Lincoln, Neb. —University of Nebraska-Lincoln entomologist Joe Louis has been named the Eberhard Professor of Agricultural Entomology in recognition of his innovative research on plant resistance to insect pests as well as for his instructional outreach, including to underrepresented student populations.
Louis, who joined the UNL faculty in 2013, has received $4.55 million in grant funding, including a $1.5 million grant from the National Science Foundation Faculty Early Career Development Program (CAREER) Program. A contributor to nearly 50 academic papers, he oversees IANR’s Plant-Insect Interactions Lab, which identifies natural resistance mechanisms to bolster plant defenses against insect assault.

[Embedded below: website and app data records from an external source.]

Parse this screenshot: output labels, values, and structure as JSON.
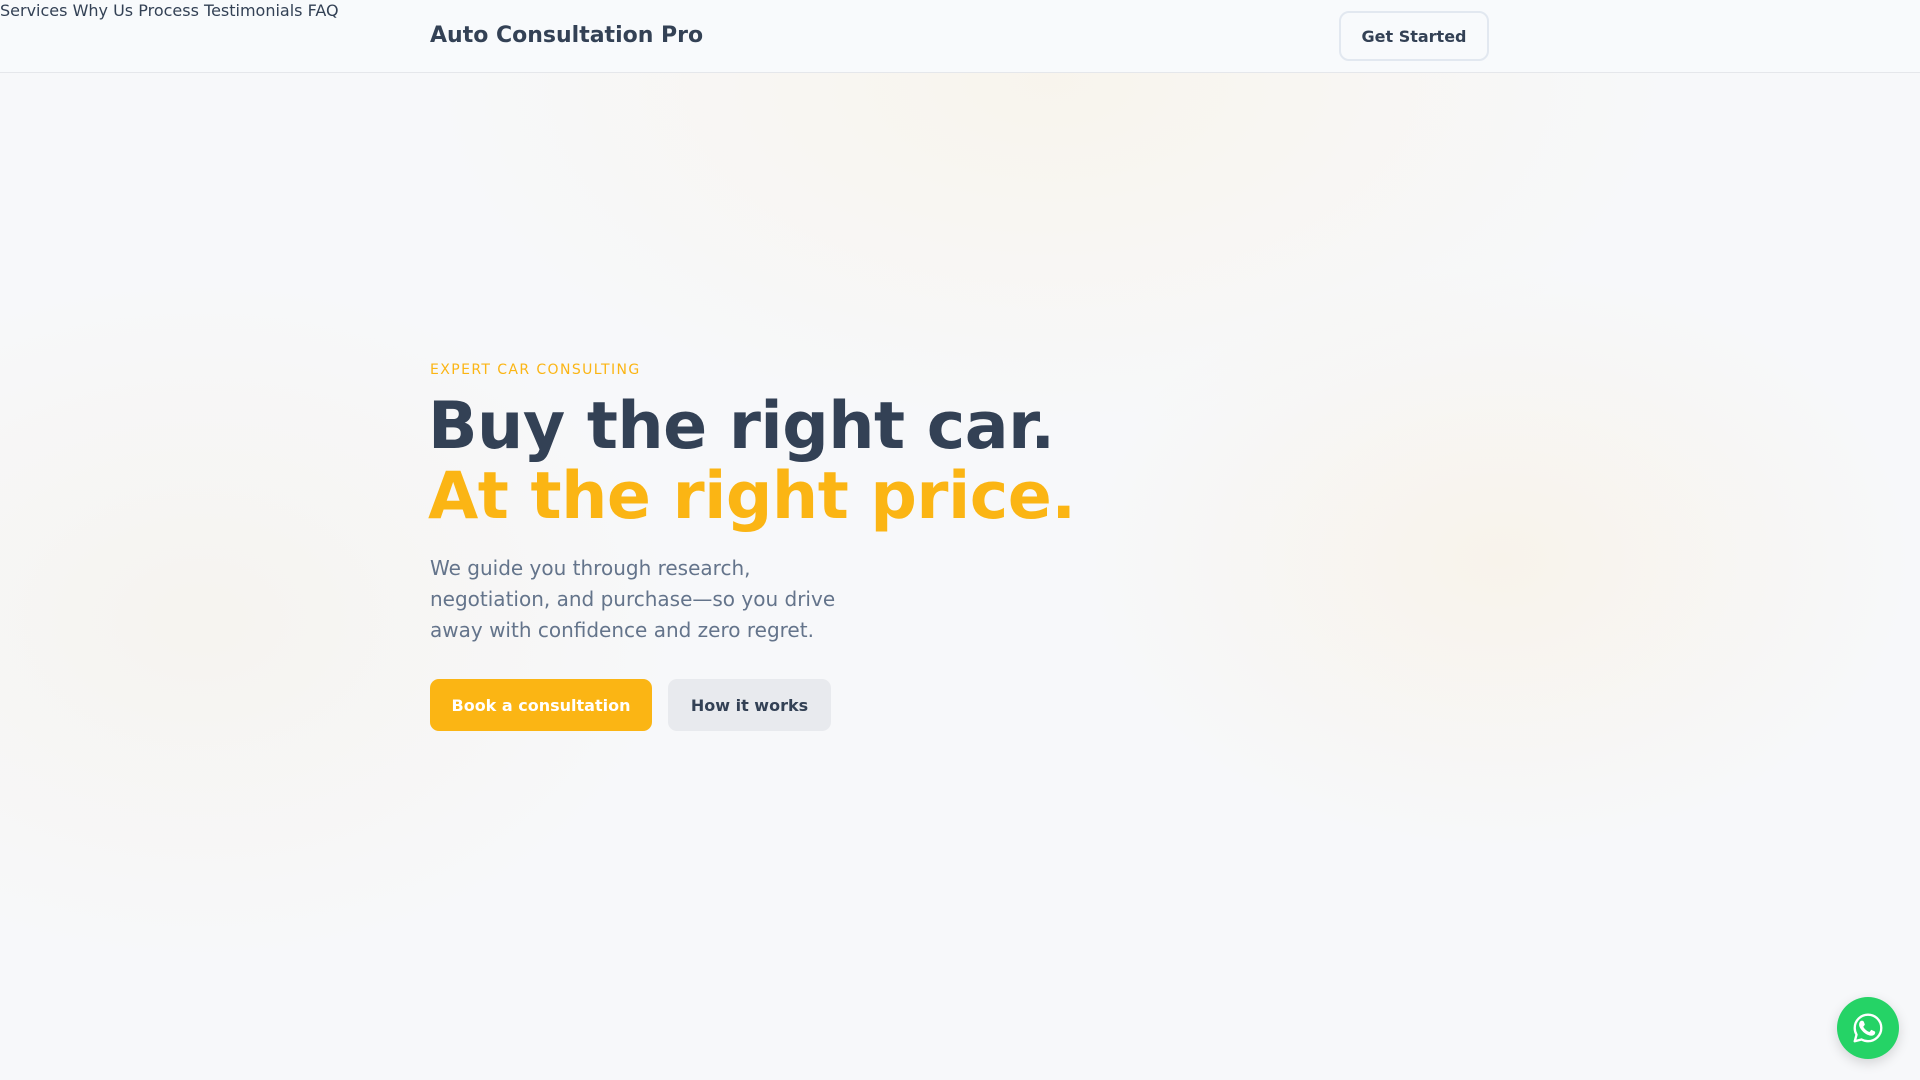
{
  "header": {
    "brand": "Auto Consultation Pro",
    "nav": [
      "Services",
      "Why Us",
      "Process",
      "Testimonials",
      "FAQ"
    ],
    "cta_label": "Get Started"
  },
  "hero": {
    "eyebrow": "EXPERT CAR CONSULTING",
    "title_line1": "Buy the right car.",
    "title_line2": "At the right price.",
    "lead": "We guide you through research, negotiation, and purchase—so you drive away with confidence and zero regret.",
    "primary_button": "Book a consultation",
    "secondary_button": "How it works"
  },
  "floating": {
    "icon": "whatsapp-icon"
  },
  "colors": {
    "accent": "#fbb514",
    "text_dark": "#334155",
    "text_muted": "#64748b",
    "whatsapp": "#25d366"
  }
}
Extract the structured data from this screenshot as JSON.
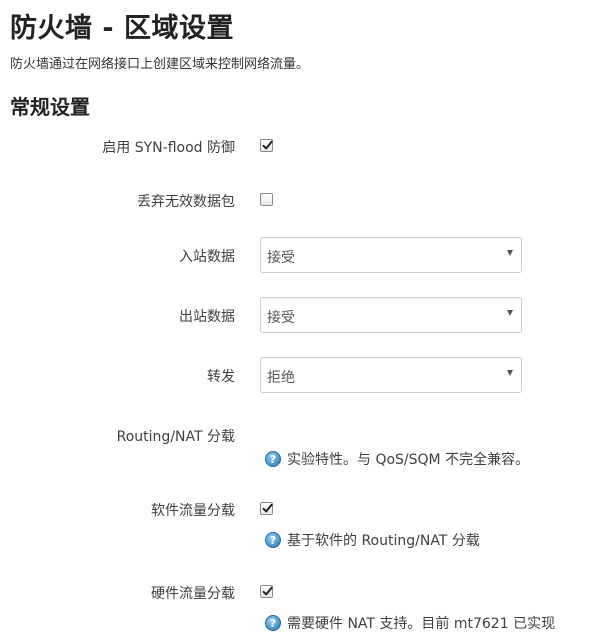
{
  "page": {
    "title": "防火墙 - 区域设置",
    "description": "防火墙通过在网络接口上创建区域来控制网络流量。"
  },
  "general": {
    "section_title": "常规设置",
    "syn_flood": {
      "label": "启用 SYN-flood 防御",
      "checked": true
    },
    "drop_invalid": {
      "label": "丢弃无效数据包",
      "checked": false
    },
    "input": {
      "label": "入站数据",
      "value": "接受"
    },
    "output": {
      "label": "出站数据",
      "value": "接受"
    },
    "forward": {
      "label": "转发",
      "value": "拒绝"
    },
    "routing_nat_offload": {
      "label": "Routing/NAT 分载",
      "help_text": "实验特性。与 QoS/SQM 不完全兼容。"
    },
    "software_offload": {
      "label": "软件流量分载",
      "checked": true,
      "help_text": "基于软件的 Routing/NAT 分载"
    },
    "hardware_offload": {
      "label": "硬件流量分载",
      "checked": true,
      "help_text": "需要硬件 NAT 支持。目前 mt7621 已实现"
    }
  },
  "icons": {
    "help": "help-question-icon",
    "check": "checkmark-icon",
    "dropdown": "chevron-down-icon"
  },
  "colors": {
    "help_icon": "#3d8fc8",
    "text": "#333333"
  }
}
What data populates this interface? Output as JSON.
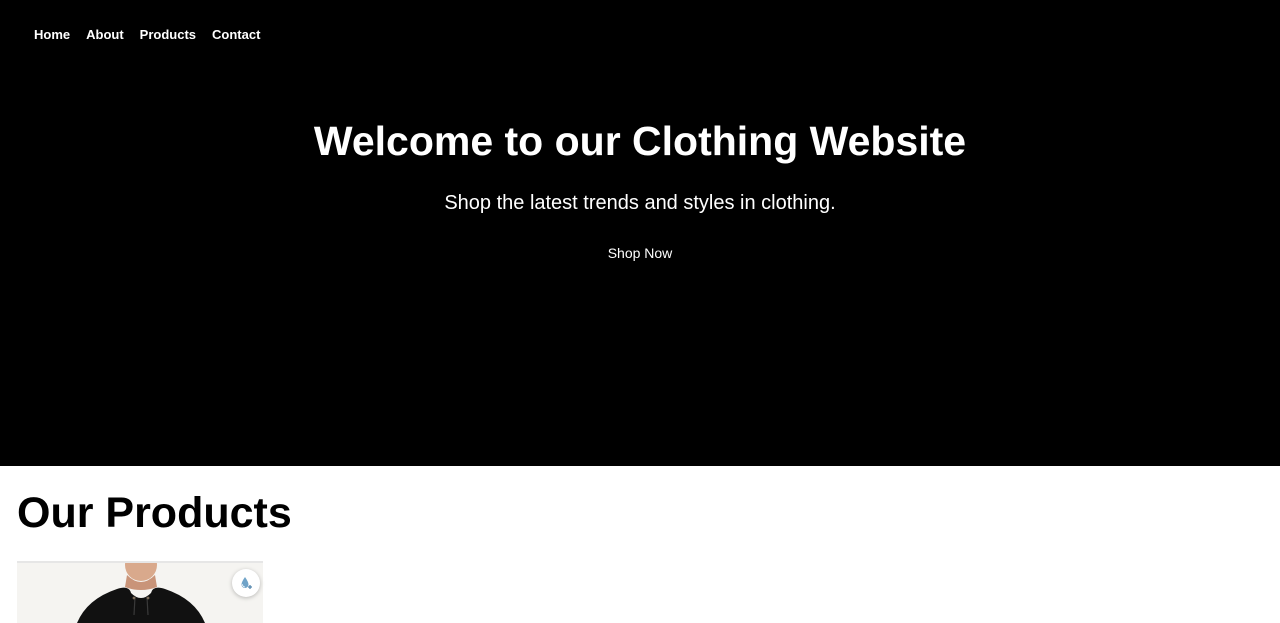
{
  "nav": {
    "items": [
      {
        "label": "Home"
      },
      {
        "label": "About"
      },
      {
        "label": "Products"
      },
      {
        "label": "Contact"
      }
    ]
  },
  "hero": {
    "title": "Welcome to our Clothing Website",
    "subtitle": "Shop the latest trends and styles in clothing.",
    "cta_label": "Shop Now",
    "background_color": "#000000",
    "text_color": "#ffffff"
  },
  "products": {
    "title": "Our Products",
    "items": [
      {
        "image_icon": "hoodie-model-image"
      }
    ]
  },
  "floating_action": {
    "icon": "water-drop-plus-icon"
  }
}
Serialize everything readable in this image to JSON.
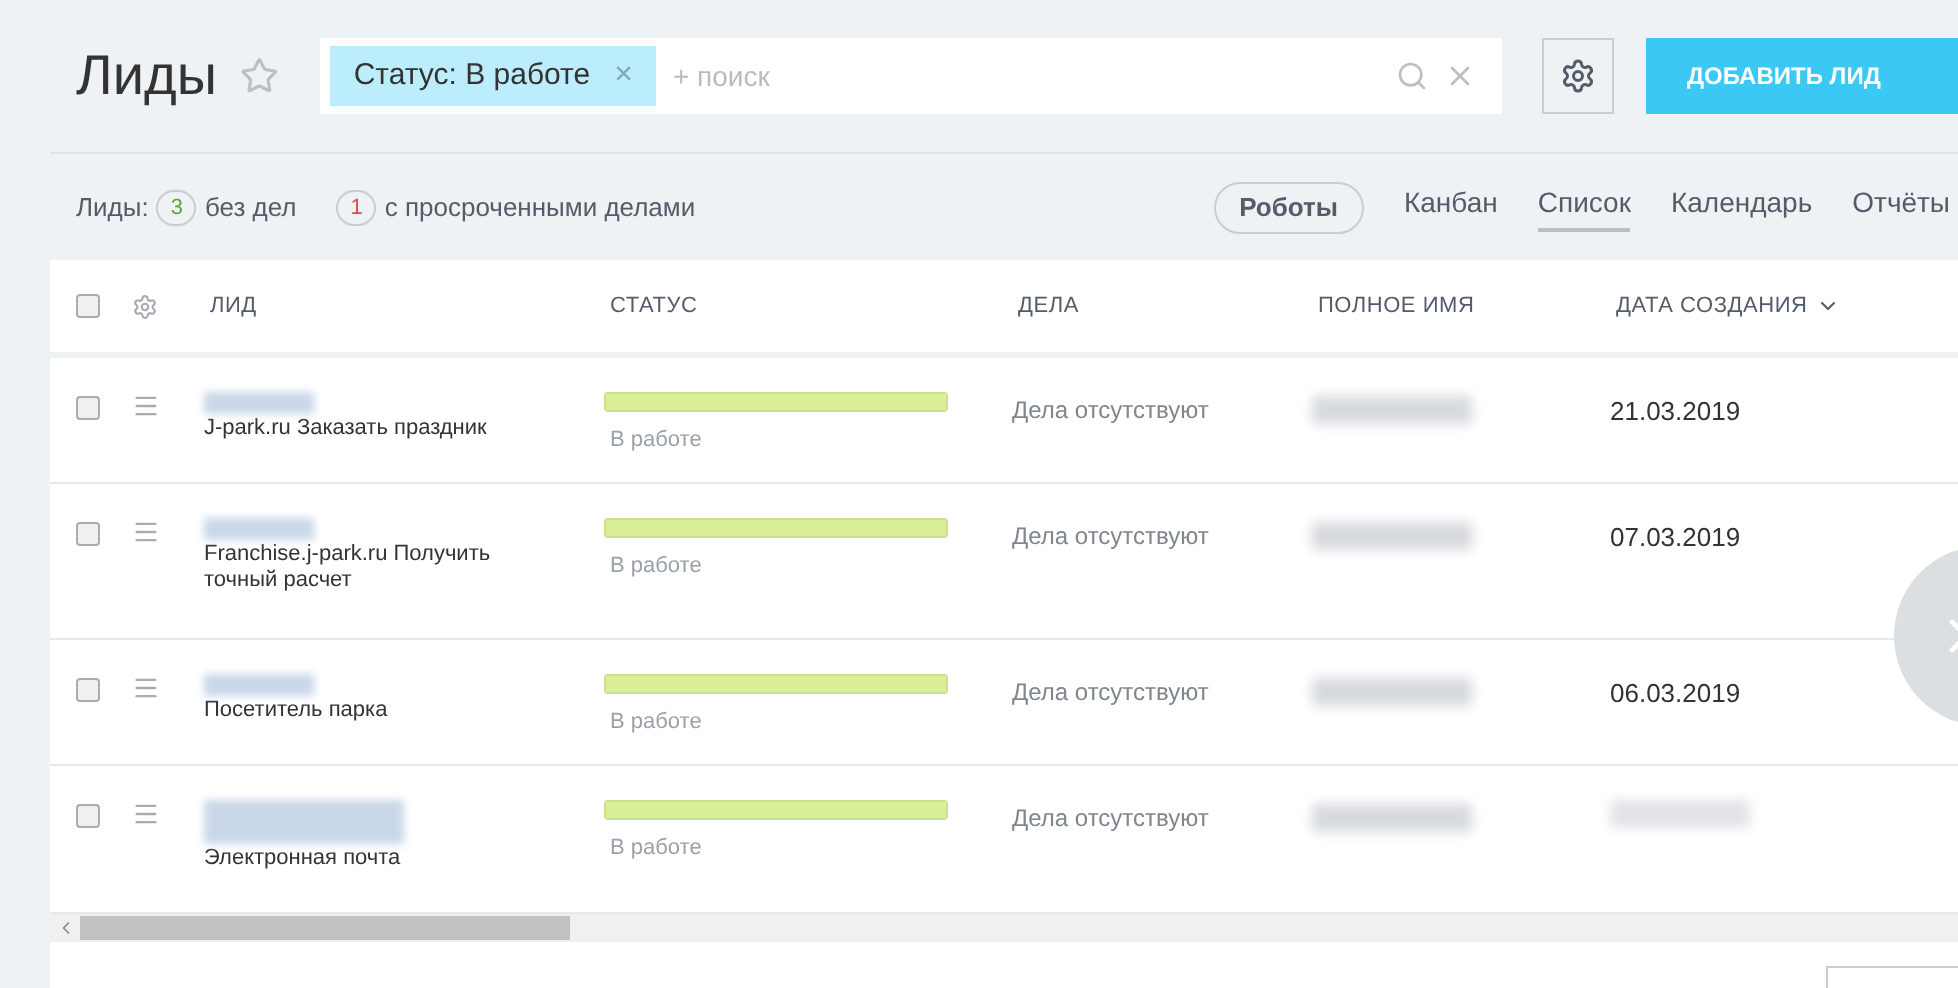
{
  "header": {
    "title": "Лиды",
    "favorite": false,
    "filter_chip": "Статус: В работе",
    "chip_close": "×",
    "search_placeholder": "+ поиск",
    "add_button": "ДОБАВИТЬ ЛИД"
  },
  "counters": [
    {
      "label": "Лиды:",
      "count": "3",
      "text": "без дел",
      "color": "#55a533"
    },
    {
      "count": "1",
      "text": "с просроченными делами",
      "color": "#d94f4f"
    }
  ],
  "robots_button": "Роботы",
  "views": [
    {
      "label": "Канбан",
      "selected": false
    },
    {
      "label": "Список",
      "selected": true
    },
    {
      "label": "Календарь",
      "selected": false
    },
    {
      "label": "Отчёты",
      "selected": false
    }
  ],
  "table": {
    "select_all_checked": false,
    "columns": [
      "ЛИД",
      "СТАТУС",
      "ДЕЛА",
      "ПОЛНОЕ ИМЯ",
      "ДАТА СОЗДАНИЯ"
    ],
    "rows": [
      {
        "checked": false,
        "source": "J-park.ru Заказать праздник",
        "status": "В работе",
        "level": 1,
        "deals": "Дела отсутствуют",
        "date": "21.03.2019"
      },
      {
        "checked": false,
        "source": "Franchise.j-park.ru Получить точный расчет",
        "status": "В работе",
        "level": 1,
        "deals": "Дела отсутствуют",
        "date": "07.03.2019"
      },
      {
        "checked": false,
        "source": "Посетитель парка",
        "status": "В работе",
        "level": 1,
        "deals": "Дела отсутствуют",
        "date": "06.03.2019"
      },
      {
        "checked": false,
        "source": "Электронная почта",
        "status": "В работе",
        "level": 1,
        "deals": "Дела отсутствуют"
      }
    ]
  }
}
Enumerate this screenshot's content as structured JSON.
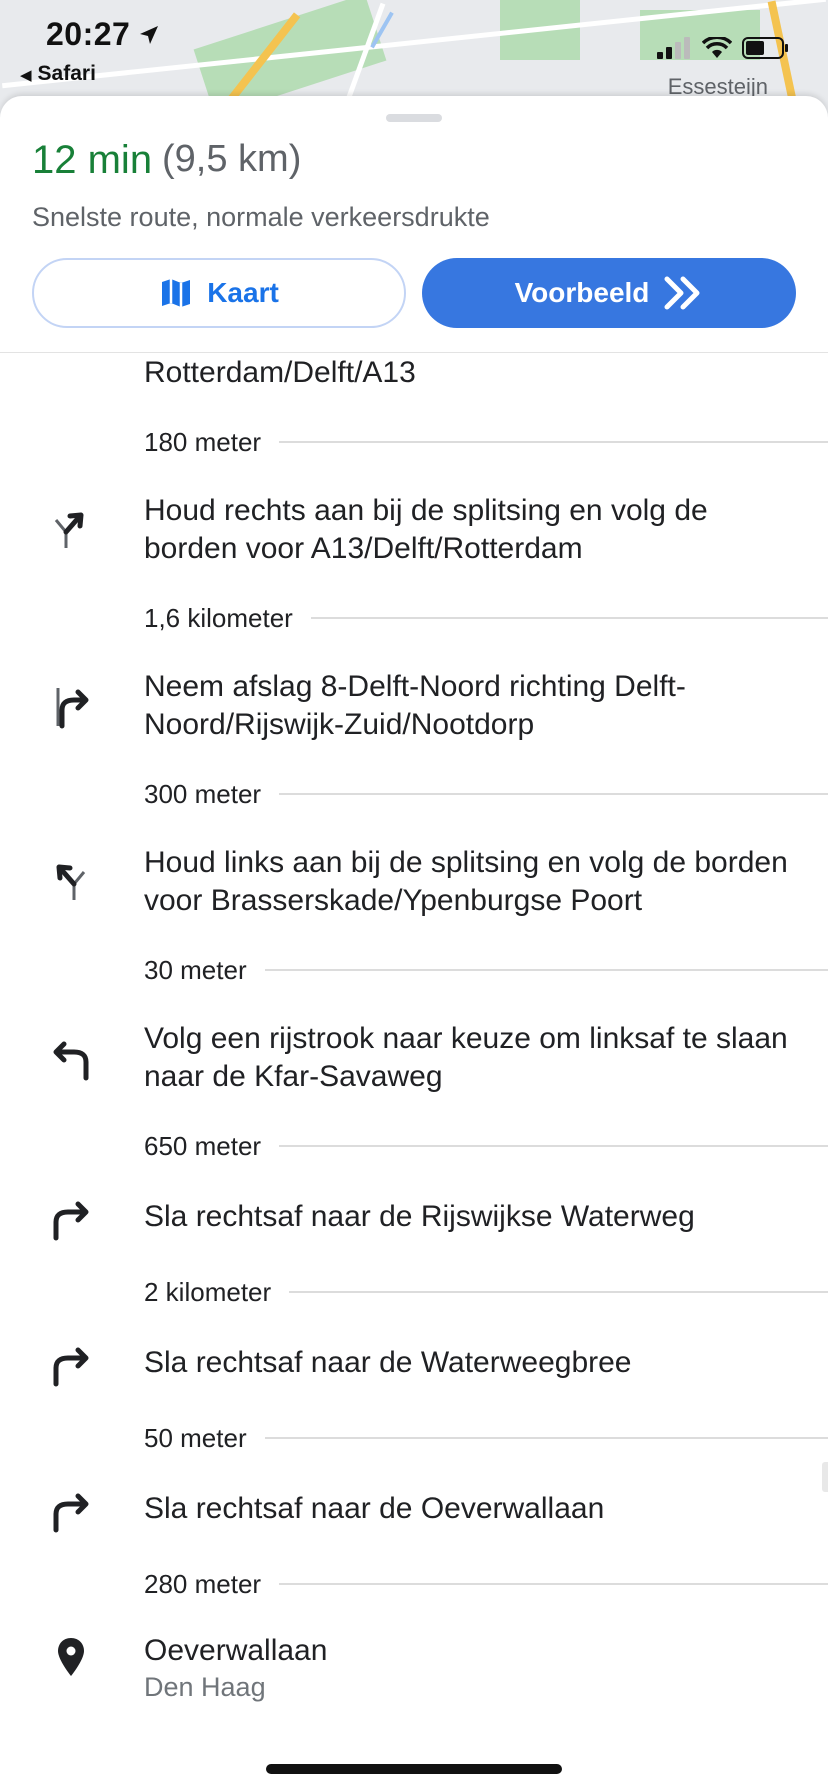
{
  "status_bar": {
    "time": "20:27",
    "back_app": "Safari",
    "map_label": "Essesteijn"
  },
  "summary": {
    "duration": "12 min",
    "distance": "(9,5 km)",
    "description": "Snelste route, normale verkeersdrukte",
    "accent_color": "#188038"
  },
  "buttons": {
    "map_label": "Kaart",
    "preview_label": "Voorbeeld",
    "primary_color": "#3777e0"
  },
  "steps": [
    {
      "text": "Rotterdam/Delft/A13",
      "icon": "",
      "distance": "180 meter"
    },
    {
      "text": "Houd rechts aan bij de splitsing en volg de borden voor A13/Delft/Rotterdam",
      "icon": "fork-right-icon",
      "distance": "1,6 kilometer"
    },
    {
      "text": "Neem afslag 8-Delft-Noord richting Delft-Noord/Rijswijk-Zuid/Nootdorp",
      "icon": "exit-right-icon",
      "distance": "300 meter"
    },
    {
      "text": "Houd links aan bij de splitsing en volg de borden voor Brasserskade/Ypenburgse Poort",
      "icon": "fork-left-icon",
      "distance": "30 meter"
    },
    {
      "text": "Volg een rijstrook naar keuze om linksaf te slaan naar de Kfar-Savaweg",
      "icon": "turn-left-icon",
      "distance": "650 meter"
    },
    {
      "text": "Sla rechtsaf naar de Rijswijkse Waterweg",
      "icon": "turn-right-icon",
      "distance": "2 kilometer"
    },
    {
      "text": "Sla rechtsaf naar de Waterweegbree",
      "icon": "turn-right-icon",
      "distance": "50 meter"
    },
    {
      "text": "Sla rechtsaf naar de Oeverwallaan",
      "icon": "turn-right-icon",
      "distance": "280 meter"
    }
  ],
  "destination": {
    "name": "Oeverwallaan",
    "city": "Den Haag",
    "icon": "location-pin-icon"
  }
}
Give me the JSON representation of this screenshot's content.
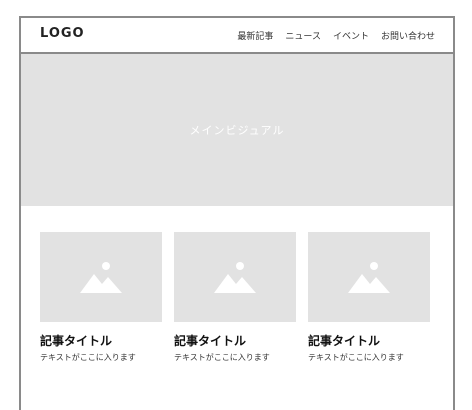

Strengthening plant self-defense has major long-term potential to reduce insecticide use and promote environmental sustainability, Louis says. He and his colleagues are using a variety of innovative interdisciplinary collaborations to fill in the knowledge gaps in this area of science. Those collaborations, he notes, require “molecular, biochemical, behavioral and ecological studies.”
The $1.5 million grant from the National Science Foundation is funding research into defense responses by sorghum against aphid attacks. Because aphids are so tiny, the project requires great sophistication, as researchers attach a wire to individual insects. The delicate electrical monitoring reveals in real time what plant tissues the aphids have penetrated with their mouthparts and their feeding behaviors within those tissues.
“If it is a resistant plant, we can see from the electrophysiological readings, somewhat similar to EKG readings, that they cannot feed well on those plants,” Louis says. Long term, the research has potential to develop methods for strengthening sorghum self-protection.
The scope for discovery is great in this area of science. One area of study involves the mechanisms by which insect effectors/elicitors, such as saliva and frass, alter plant defense responses. Much remains to be understood about the specific conditions that activate plant defense mechanisms. “Our main aim,” Louis says, “is to look at those natural defensive ways we can identify and see if we can introduce those into those plants that don't have that much of those innate defenses."
One focus of research is lignin, a compound in a plant’s secondary cell walls. Lignin provides resistance to various insects and pathogens. So, Louis says, research can explore ways to “improve those compounds in those plants that don't have that much lignin, to enhance the resistance.”
Results from these projects, Louis says, “have global benefits to science and society at large. They are helping to clarify the nature of the ongoing and important coevolutionary arms race between plants and herbivorous insects, for both sucking and chewing insects, that shapes ecosystems and influences the success of establishment for invasive pests. Understanding the innate plant immune mechanisms that confer resistance to agricultural pests can allow us to simultaneously reduce our dependence on toxic pesticides and enhance overall food security.”
Louis received his B.S. in agriculture from Kerala Agricultural University in Thrissur, India. His central interest in those years was plant biology, but when studying for his master’s degree at Kansas State University, he participated in a program on plant-insect interactions, and that has spurred his ongoing desire to pursue the topic in depth. After receiving an M.S. in entomology from Kansas State, he earned a Ph.D. in molecular biology from the University of North Texas. He did postdoctoral work in plant molecular biology and entomology at Penn State University.
He served in 2018 as the chair of the Plant-Insect Ecosystems Awards Committee for the Entomological Society of America (ESA), chair as the Program Committee for the 2018 North Central Branch-ESA meeting, and has been associate editor/subject editor for several plant-microbe/insect interaction journals.
Louis pursues a variety of educational outreach efforts. He works with Lincoln teachers to boost student awareness of plant’s interaction with insects . As part of his outreach to underrepresented students, he has developed a “Visits by Scientist” program in collaboration with Culler Middle School, one of the most diverse public schools in Lincoln. He also trains undergraduate students from the University of Texas Rio Grande Valley, most of whose students are Hispanic. That program involves a 10-week annual residential summer research experience for students, who work on a specific project in plant stress physiology.
Such outreach is crucial in expanding opportunity and boosting the training of the next generation of scientists, Louis says: “That's very critical for me. We need to serve not just the students here but also students who are really underrepresented and don't have that opportunity otherwise."
Louis says, “kudos also goes to the present and past members of the lab for their great work, excellent support given by collaborators, mentors, and colleagues, and Eberhard family for recognizing this work and making this professorship possible.”
Geitner Simmons |IANR Communications